■ **Interface dataset entries**
^^^^
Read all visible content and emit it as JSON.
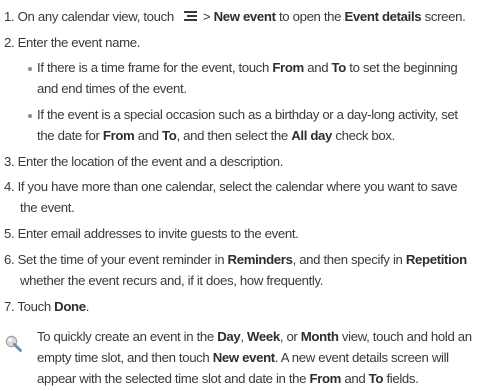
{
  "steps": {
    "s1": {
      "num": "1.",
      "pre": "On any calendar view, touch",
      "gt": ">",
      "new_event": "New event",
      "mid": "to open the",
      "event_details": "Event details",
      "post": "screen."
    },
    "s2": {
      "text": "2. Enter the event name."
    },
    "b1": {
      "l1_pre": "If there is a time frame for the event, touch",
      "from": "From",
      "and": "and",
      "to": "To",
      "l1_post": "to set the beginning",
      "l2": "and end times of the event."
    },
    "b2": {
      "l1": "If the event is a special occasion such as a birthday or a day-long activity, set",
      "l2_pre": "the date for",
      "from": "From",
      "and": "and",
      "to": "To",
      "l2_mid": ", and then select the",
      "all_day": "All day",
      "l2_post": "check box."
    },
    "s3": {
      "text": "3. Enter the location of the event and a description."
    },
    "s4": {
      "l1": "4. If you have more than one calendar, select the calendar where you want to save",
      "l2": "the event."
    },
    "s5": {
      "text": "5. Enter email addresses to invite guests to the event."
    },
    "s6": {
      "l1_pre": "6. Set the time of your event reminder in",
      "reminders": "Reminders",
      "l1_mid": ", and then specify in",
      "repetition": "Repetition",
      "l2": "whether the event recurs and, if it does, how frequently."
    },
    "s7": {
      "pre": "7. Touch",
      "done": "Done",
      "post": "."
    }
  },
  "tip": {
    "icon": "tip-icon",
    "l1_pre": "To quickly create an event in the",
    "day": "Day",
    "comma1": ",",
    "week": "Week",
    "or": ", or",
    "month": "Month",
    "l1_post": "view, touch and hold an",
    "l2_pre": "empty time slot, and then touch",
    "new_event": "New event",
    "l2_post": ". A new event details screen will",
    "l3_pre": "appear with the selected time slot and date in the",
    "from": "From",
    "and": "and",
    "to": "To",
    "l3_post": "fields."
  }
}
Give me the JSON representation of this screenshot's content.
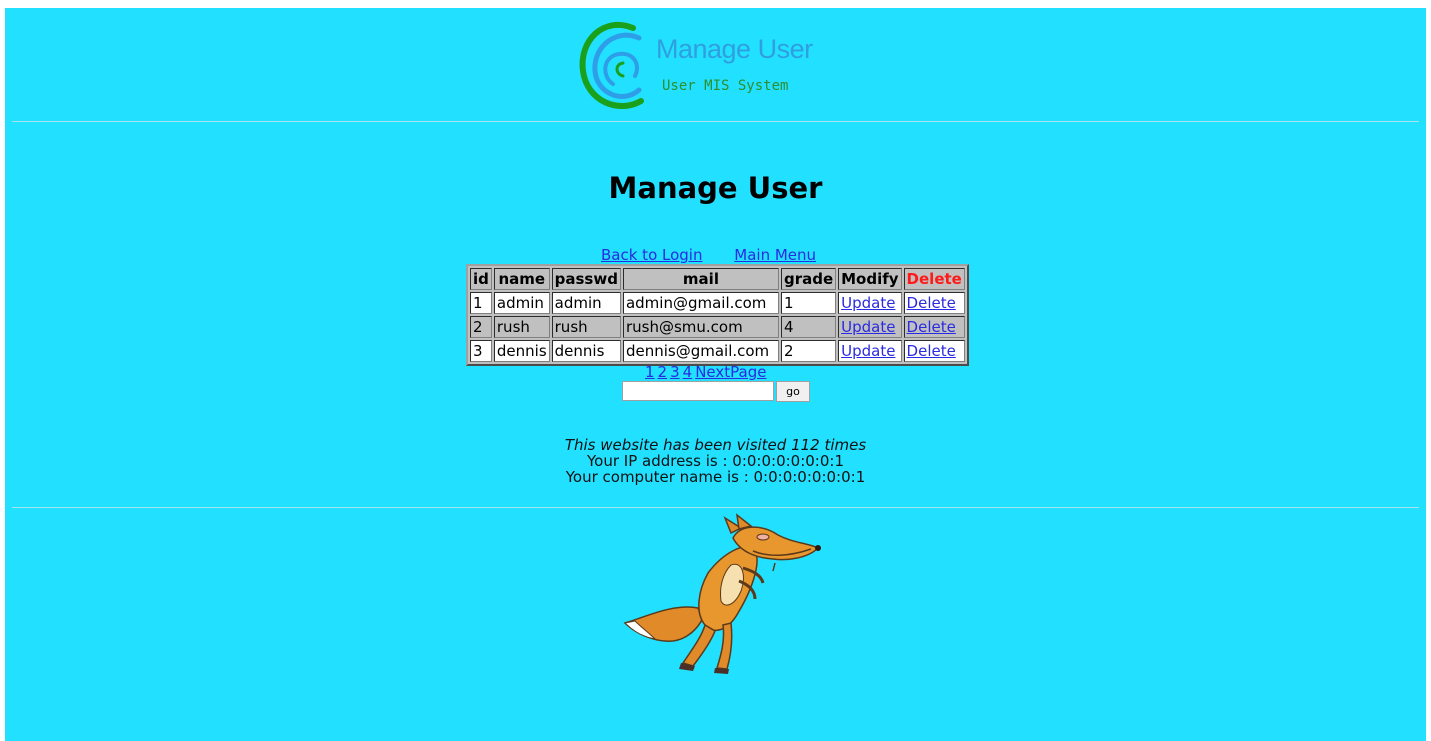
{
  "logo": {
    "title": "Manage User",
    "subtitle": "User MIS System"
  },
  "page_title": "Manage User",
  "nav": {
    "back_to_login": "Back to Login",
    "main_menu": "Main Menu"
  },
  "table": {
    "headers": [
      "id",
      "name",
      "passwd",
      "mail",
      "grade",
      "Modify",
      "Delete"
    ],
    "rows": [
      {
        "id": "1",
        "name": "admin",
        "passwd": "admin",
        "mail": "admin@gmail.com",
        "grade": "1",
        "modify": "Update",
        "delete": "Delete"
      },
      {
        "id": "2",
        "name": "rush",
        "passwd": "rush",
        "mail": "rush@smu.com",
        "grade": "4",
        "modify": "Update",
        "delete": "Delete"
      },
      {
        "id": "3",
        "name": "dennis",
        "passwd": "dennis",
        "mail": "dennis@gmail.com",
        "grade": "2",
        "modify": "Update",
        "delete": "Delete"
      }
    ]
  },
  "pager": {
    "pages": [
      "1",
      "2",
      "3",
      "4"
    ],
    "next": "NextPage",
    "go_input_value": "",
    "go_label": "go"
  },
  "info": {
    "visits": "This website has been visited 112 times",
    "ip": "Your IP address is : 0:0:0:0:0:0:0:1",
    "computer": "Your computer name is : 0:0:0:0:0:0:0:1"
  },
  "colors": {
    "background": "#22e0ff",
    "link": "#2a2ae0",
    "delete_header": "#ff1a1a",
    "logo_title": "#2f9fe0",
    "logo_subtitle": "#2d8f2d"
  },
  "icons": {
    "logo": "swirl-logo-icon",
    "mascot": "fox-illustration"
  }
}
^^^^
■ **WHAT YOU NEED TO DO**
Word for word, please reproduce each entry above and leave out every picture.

■ **ANSWER TO THE EXERCISE**
Read all visible content and emit it as JSON.
{
  "steps": {
    "s1": {
      "num": "1.",
      "pre": "On any calendar view, touch",
      "gt": ">",
      "new_event": "New event",
      "mid": "to open the",
      "event_details": "Event details",
      "post": "screen."
    },
    "s2": {
      "text": "2. Enter the event name."
    },
    "b1": {
      "l1_pre": "If there is a time frame for the event, touch",
      "from": "From",
      "and": "and",
      "to": "To",
      "l1_post": "to set the beginning",
      "l2": "and end times of the event."
    },
    "b2": {
      "l1": "If the event is a special occasion such as a birthday or a day-long activity, set",
      "l2_pre": "the date for",
      "from": "From",
      "and": "and",
      "to": "To",
      "l2_mid": ", and then select the",
      "all_day": "All day",
      "l2_post": "check box."
    },
    "s3": {
      "text": "3. Enter the location of the event and a description."
    },
    "s4": {
      "l1": "4. If you have more than one calendar, select the calendar where you want to save",
      "l2": "the event."
    },
    "s5": {
      "text": "5. Enter email addresses to invite guests to the event."
    },
    "s6": {
      "l1_pre": "6. Set the time of your event reminder in",
      "reminders": "Reminders",
      "l1_mid": ", and then specify in",
      "repetition": "Repetition",
      "l2": "whether the event recurs and, if it does, how frequently."
    },
    "s7": {
      "pre": "7. Touch",
      "done": "Done",
      "post": "."
    }
  },
  "tip": {
    "icon": "tip-icon",
    "l1_pre": "To quickly create an event in the",
    "day": "Day",
    "comma1": ",",
    "week": "Week",
    "or": ", or",
    "month": "Month",
    "l1_post": "view, touch and hold an",
    "l2_pre": "empty time slot, and then touch",
    "new_event": "New event",
    "l2_post": ". A new event details screen will",
    "l3_pre": "appear with the selected time slot and date in the",
    "from": "From",
    "and": "and",
    "to": "To",
    "l3_post": "fields."
  }
}
Give me the JSON representation of this screenshot's content.
{
  "logo": {
    "title": "Manage User",
    "subtitle": "User MIS System"
  },
  "page_title": "Manage User",
  "nav": {
    "back_to_login": "Back to Login",
    "main_menu": "Main Menu"
  },
  "table": {
    "headers": [
      "id",
      "name",
      "passwd",
      "mail",
      "grade",
      "Modify",
      "Delete"
    ],
    "rows": [
      {
        "id": "1",
        "name": "admin",
        "passwd": "admin",
        "mail": "admin@gmail.com",
        "grade": "1",
        "modify": "Update",
        "delete": "Delete"
      },
      {
        "id": "2",
        "name": "rush",
        "passwd": "rush",
        "mail": "rush@smu.com",
        "grade": "4",
        "modify": "Update",
        "delete": "Delete"
      },
      {
        "id": "3",
        "name": "dennis",
        "passwd": "dennis",
        "mail": "dennis@gmail.com",
        "grade": "2",
        "modify": "Update",
        "delete": "Delete"
      }
    ]
  },
  "pager": {
    "pages": [
      "1",
      "2",
      "3",
      "4"
    ],
    "next": "NextPage",
    "go_input_value": "",
    "go_label": "go"
  },
  "info": {
    "visits": "This website has been visited 112 times",
    "ip": "Your IP address is : 0:0:0:0:0:0:0:1",
    "computer": "Your computer name is : 0:0:0:0:0:0:0:1"
  },
  "colors": {
    "background": "#22e0ff",
    "link": "#2a2ae0",
    "delete_header": "#ff1a1a",
    "logo_title": "#2f9fe0",
    "logo_subtitle": "#2d8f2d"
  },
  "icons": {
    "logo": "swirl-logo-icon",
    "mascot": "fox-illustration"
  }
}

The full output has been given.